Facebook board member Marc Andreessen's controversial tweet on India's decision to block the company's Free Basics Internet service in the country has sparked uproar on the web, prompting him to delete it and apologize.
Facebook board director Andreessen apologized on Wednesday for posting tweets in which he suggested that India would have been better off under British colonial rule.
The 44-year-old Silicon Valley venture capitalist had earlier posted the tweet: "Anti-colonialism has been economically catastrophic for the Indian people for decades. Why stop now?"
The comment was made during a conversation on the social networking site over the Indian authorities' move to block Facebook's plans to offer free, pared-down mobile Internet to millions of mainly poor Indians.

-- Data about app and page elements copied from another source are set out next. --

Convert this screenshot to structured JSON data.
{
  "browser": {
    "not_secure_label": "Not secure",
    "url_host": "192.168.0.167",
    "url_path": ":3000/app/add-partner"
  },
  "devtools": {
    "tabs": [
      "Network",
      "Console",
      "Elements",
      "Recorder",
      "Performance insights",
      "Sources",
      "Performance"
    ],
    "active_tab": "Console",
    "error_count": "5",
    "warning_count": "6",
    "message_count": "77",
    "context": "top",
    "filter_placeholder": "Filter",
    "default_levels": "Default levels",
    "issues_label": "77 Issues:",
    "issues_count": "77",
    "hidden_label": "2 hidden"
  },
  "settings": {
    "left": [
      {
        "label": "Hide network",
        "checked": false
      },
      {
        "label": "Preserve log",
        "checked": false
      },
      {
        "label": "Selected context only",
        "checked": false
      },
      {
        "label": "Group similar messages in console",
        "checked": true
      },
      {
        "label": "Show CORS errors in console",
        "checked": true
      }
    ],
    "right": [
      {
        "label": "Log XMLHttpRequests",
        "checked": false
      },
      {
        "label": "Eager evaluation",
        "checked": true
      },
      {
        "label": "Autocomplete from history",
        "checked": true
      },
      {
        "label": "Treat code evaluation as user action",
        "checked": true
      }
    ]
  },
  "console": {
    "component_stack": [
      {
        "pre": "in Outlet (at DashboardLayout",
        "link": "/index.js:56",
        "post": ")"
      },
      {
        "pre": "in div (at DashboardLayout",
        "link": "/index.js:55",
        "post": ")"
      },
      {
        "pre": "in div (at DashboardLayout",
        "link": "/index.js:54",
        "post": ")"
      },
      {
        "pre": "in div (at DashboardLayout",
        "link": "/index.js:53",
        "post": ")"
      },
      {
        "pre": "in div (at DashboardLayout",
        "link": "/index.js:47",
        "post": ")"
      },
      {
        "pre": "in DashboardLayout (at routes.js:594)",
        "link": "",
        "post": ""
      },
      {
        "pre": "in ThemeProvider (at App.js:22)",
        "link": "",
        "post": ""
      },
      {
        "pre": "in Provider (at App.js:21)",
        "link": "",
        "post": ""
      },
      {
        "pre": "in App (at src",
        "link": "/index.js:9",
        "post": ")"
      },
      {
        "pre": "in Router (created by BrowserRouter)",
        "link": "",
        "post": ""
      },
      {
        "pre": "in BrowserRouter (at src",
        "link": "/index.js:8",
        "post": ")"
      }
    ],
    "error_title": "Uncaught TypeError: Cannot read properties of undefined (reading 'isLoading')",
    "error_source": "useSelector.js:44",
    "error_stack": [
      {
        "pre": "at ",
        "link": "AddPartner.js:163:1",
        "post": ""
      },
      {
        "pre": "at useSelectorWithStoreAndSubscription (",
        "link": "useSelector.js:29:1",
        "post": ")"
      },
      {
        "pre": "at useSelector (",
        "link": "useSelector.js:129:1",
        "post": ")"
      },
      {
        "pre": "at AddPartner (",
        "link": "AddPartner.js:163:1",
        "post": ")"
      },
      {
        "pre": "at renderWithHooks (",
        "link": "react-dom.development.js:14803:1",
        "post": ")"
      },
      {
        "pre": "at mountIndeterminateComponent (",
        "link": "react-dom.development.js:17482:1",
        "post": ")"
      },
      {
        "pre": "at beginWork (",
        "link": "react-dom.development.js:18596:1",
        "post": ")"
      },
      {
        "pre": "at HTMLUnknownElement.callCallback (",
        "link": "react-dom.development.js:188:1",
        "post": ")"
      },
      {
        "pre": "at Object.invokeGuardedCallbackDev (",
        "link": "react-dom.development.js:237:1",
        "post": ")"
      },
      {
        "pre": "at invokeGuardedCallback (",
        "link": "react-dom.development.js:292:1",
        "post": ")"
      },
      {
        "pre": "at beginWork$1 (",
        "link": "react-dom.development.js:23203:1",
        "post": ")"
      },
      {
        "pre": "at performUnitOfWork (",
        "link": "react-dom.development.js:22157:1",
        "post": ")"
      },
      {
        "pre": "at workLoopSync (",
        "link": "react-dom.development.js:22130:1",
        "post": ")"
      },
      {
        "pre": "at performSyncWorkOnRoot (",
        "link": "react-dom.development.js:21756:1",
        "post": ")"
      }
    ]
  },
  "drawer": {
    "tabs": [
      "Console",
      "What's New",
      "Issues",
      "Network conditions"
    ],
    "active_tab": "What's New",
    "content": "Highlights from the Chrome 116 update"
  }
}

Andreessen, who often takes to Twitter to offer his views, said the new rules denied India's poor people access to the Internet. Only 252 million out of the South Asian nation's 1.3 billion people currently have Internet access.
But the comments triggered a backlash on Twitter, with many users lashing out at Andreessen and terming his views as "racist."
Even Facebook CEO Mark Zuckerberg condemned Andreessen's tweet, saying in a post on the social media site that the comments are "deeply upsetting, and that they do not represent the way Facebook or I think at all."
The criticism prompted Andreessen to delete the comment and apologize in a series of tweets praising India.
Net neutrality vs. Free Basics
The Telecom Regulatory Authority of India (TRAI) had on Monday, February 8, dealt a blow to Facebook's Free Basics Internet service, which the California-based company had launched in around three dozen developing and emerging countries, including India.
The service offers curtailed web services on mobile phones along with access to Facebook's own social network and messaging apps. However, it has come under fierce criticism from net neutrality advocates, who argue that it does not treat all websites equally and that the entire Internet should be available to everyone on equal terms.
India has a population of over 1.2 billion people, but less than a quarter of them have Internet access, making it a key growth market for Facebook. During a visit to New Delhi in October, CEO Zuckerberg spoke of his desire to help "the next billion" of Indians get online.
As such, the new rules are seen as a severe setback for the 31-year-old billionaire, who on several occasions has vigorously defended Free Basics, which is also known as project "Internet.org."
While Facebook said it was disappointed with the regulator's decision, it added the company would "continue our efforts to eliminate barriers and give the unconnected an easier path to the Internet and the opportunities it brings."
And Indian officials said TRAI's policy on the matter would be reviewed "every two years or sooner." As a result, the fight between the Free Basics advocates and net neutrality activists is expected to continue.
sri/hg (Reuters, dpa)